### DATASET EXCERPTS ###
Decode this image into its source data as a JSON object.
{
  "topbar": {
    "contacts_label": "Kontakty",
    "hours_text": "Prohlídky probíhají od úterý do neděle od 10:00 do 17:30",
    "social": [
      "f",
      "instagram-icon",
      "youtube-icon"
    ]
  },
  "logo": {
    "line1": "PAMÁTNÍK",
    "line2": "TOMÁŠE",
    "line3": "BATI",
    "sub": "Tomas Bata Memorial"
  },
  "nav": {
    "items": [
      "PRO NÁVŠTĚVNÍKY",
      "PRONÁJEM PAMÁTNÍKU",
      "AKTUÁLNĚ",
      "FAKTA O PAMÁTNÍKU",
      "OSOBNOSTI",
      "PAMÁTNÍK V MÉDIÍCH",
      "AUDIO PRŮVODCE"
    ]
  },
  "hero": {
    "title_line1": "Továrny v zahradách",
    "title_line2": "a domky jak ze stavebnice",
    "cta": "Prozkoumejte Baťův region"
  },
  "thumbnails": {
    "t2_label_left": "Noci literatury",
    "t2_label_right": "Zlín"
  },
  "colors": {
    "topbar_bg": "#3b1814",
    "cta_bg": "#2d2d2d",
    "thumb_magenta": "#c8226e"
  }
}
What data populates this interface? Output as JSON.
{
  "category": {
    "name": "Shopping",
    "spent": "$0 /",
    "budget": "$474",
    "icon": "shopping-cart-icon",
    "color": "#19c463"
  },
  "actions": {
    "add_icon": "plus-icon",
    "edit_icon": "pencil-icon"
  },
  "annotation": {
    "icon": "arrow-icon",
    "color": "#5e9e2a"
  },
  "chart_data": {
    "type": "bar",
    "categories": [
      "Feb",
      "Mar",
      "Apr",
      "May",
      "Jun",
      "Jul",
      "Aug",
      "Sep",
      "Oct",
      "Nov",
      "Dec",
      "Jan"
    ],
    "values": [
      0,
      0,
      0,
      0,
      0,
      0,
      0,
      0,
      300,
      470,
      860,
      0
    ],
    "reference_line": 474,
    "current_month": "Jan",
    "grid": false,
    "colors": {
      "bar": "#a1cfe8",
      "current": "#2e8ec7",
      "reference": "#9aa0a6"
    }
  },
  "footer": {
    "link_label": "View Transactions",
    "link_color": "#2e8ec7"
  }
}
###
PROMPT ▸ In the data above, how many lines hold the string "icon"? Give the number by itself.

SOLUTION FOR THIS PROBLEM ▸ 6